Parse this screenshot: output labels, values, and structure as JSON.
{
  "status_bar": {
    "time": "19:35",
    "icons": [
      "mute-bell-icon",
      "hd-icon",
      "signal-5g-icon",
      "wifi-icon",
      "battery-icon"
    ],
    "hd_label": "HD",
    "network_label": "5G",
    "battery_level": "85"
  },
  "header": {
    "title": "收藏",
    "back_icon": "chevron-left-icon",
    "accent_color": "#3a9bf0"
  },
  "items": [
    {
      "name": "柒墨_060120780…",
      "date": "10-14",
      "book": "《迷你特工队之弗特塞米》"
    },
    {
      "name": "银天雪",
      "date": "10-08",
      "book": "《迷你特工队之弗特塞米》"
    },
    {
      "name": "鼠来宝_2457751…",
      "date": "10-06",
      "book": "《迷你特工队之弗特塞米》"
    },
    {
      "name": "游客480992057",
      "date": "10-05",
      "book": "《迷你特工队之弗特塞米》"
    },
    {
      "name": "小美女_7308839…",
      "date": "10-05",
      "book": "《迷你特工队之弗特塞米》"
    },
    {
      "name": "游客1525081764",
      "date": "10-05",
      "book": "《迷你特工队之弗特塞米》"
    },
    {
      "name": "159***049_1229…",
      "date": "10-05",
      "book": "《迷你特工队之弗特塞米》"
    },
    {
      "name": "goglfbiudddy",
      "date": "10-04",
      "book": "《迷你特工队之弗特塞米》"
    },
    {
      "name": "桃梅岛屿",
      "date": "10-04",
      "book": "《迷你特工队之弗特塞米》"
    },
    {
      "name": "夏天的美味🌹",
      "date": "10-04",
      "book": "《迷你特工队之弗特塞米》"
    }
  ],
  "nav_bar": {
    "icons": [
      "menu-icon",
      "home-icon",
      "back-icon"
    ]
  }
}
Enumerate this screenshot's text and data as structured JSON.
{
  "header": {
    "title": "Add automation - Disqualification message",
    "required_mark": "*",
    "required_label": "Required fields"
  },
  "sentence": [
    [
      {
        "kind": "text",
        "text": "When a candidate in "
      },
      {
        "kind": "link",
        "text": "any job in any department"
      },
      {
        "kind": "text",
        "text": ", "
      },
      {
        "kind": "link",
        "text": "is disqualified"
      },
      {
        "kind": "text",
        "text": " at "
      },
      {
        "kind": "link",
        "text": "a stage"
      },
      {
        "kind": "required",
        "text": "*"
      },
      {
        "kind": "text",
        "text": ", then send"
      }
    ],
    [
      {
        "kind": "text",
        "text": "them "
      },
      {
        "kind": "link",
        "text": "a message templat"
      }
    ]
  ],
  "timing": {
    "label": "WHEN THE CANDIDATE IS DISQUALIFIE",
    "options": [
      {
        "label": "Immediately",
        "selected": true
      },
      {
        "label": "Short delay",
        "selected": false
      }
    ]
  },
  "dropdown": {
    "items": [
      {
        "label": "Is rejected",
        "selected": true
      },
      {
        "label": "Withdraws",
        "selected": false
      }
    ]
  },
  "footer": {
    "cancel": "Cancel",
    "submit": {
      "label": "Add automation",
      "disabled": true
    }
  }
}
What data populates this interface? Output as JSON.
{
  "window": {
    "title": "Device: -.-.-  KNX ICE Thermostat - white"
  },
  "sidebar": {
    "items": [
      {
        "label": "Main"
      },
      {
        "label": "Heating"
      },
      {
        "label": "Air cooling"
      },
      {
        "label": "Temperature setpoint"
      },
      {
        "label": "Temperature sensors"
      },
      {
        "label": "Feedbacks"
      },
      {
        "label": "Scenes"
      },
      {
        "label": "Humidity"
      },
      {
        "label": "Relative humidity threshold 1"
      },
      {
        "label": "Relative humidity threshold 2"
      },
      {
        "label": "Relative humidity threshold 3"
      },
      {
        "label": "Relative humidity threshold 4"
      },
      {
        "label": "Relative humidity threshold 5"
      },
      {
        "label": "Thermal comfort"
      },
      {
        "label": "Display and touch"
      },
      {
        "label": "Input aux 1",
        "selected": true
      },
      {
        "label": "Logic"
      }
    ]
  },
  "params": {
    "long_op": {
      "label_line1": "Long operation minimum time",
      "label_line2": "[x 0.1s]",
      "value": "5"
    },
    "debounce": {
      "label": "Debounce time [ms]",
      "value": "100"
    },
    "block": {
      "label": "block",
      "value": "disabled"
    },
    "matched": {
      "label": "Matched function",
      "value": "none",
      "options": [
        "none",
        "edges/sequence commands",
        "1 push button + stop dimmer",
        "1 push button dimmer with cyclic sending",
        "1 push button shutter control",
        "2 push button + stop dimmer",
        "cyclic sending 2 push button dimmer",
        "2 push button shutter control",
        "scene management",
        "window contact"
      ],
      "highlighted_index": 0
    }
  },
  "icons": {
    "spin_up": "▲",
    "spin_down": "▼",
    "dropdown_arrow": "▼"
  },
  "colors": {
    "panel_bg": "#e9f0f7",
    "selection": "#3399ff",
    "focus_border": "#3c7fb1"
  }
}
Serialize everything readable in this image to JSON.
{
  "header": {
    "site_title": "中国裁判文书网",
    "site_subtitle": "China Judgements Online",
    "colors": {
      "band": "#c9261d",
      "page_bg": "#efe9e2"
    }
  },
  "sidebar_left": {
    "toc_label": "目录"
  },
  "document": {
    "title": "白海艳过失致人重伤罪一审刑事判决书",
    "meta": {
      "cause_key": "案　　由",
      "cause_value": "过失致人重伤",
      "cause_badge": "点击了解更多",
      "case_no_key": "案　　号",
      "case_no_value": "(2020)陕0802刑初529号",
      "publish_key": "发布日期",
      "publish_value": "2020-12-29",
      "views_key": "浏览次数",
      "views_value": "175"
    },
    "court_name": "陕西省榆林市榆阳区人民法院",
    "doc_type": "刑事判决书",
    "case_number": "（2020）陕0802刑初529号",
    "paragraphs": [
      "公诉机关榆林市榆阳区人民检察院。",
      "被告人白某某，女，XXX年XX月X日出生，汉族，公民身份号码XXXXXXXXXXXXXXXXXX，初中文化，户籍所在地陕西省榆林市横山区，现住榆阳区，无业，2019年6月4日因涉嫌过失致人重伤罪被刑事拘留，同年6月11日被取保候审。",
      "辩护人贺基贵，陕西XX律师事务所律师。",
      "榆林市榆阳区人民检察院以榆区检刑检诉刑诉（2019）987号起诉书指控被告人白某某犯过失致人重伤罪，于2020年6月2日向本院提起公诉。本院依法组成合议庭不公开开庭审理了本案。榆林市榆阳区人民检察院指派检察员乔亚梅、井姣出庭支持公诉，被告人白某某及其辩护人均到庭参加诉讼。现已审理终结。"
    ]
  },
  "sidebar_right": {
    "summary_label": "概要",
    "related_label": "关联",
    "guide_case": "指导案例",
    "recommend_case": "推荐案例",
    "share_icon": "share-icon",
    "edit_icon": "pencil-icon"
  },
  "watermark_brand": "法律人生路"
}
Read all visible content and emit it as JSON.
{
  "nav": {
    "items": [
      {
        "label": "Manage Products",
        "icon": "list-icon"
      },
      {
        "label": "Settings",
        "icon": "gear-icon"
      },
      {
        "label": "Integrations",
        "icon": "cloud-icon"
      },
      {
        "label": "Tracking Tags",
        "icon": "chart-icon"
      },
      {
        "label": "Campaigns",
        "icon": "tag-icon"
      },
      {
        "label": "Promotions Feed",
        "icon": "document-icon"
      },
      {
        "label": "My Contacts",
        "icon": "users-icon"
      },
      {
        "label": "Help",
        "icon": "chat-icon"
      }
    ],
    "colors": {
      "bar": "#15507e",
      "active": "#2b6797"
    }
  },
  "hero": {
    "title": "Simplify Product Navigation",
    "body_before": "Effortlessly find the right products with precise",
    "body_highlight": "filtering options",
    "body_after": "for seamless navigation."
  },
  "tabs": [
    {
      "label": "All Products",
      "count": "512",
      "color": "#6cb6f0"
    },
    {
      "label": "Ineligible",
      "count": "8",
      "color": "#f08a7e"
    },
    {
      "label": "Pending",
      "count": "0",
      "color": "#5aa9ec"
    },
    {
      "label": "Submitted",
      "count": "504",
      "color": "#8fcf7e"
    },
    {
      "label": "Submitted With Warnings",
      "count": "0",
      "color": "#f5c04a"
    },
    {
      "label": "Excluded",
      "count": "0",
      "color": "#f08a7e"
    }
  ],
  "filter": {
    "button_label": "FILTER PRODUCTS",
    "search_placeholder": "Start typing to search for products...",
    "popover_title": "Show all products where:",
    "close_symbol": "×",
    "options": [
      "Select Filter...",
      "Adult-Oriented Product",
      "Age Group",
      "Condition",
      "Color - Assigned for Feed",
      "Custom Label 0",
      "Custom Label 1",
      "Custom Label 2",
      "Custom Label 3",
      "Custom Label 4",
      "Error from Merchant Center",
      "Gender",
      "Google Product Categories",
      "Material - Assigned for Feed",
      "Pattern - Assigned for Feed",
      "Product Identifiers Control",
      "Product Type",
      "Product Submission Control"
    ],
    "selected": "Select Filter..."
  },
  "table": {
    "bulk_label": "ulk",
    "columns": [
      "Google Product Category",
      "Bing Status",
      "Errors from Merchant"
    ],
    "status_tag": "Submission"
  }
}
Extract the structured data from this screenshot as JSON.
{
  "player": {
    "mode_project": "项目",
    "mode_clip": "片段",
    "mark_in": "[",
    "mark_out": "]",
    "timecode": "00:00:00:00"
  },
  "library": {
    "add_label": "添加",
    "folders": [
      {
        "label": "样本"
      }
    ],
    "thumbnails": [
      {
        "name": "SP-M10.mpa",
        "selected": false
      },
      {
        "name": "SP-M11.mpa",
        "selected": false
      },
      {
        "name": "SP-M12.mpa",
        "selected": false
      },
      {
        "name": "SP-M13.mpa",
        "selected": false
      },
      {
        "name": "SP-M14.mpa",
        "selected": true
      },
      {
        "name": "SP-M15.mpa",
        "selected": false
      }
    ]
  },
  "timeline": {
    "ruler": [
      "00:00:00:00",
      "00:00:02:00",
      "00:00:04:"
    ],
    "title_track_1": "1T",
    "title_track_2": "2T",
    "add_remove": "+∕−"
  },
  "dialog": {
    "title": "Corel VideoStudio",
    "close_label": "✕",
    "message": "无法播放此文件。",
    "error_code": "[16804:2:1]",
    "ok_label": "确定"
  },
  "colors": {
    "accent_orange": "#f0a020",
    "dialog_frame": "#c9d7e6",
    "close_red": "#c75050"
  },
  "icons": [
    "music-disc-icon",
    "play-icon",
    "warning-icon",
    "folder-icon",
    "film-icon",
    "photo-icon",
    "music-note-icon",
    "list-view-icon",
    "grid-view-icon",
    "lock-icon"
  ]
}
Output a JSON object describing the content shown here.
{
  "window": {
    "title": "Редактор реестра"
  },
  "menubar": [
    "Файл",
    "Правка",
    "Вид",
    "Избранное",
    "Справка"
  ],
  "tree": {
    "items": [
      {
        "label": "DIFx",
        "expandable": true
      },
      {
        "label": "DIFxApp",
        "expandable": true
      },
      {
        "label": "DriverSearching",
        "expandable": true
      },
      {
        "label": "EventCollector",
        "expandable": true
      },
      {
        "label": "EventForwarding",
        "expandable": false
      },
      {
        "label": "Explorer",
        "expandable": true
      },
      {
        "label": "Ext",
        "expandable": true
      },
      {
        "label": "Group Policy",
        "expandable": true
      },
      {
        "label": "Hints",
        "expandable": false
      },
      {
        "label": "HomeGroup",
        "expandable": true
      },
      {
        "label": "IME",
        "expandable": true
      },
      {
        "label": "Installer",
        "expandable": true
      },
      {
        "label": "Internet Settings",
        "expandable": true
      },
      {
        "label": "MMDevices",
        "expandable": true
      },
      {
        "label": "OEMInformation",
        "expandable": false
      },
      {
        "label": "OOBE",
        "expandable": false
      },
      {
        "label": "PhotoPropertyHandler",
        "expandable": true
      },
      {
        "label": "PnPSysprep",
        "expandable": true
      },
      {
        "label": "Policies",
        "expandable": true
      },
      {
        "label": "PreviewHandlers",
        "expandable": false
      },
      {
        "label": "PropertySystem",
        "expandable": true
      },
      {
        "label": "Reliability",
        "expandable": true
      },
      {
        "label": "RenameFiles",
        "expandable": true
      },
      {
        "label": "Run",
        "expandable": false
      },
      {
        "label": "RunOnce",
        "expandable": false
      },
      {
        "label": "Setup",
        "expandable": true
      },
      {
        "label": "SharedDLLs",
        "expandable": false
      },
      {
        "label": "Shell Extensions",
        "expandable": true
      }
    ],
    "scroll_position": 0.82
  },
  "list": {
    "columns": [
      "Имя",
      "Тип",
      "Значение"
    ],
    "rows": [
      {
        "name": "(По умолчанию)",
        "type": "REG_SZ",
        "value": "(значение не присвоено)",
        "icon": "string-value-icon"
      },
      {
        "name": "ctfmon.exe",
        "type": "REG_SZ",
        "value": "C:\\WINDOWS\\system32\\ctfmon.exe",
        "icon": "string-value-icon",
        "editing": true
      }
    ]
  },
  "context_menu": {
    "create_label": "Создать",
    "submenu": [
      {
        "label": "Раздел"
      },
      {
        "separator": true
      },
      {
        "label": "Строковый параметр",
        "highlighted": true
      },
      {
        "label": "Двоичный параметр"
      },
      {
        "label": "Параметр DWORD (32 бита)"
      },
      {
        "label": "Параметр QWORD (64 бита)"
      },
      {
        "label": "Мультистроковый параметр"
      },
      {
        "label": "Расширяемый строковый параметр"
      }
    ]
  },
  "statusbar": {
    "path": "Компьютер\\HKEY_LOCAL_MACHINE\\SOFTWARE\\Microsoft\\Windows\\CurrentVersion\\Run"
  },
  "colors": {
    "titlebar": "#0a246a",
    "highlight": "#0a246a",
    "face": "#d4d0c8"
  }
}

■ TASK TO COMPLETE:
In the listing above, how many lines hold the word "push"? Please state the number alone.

■ FINAL ANSWER:
6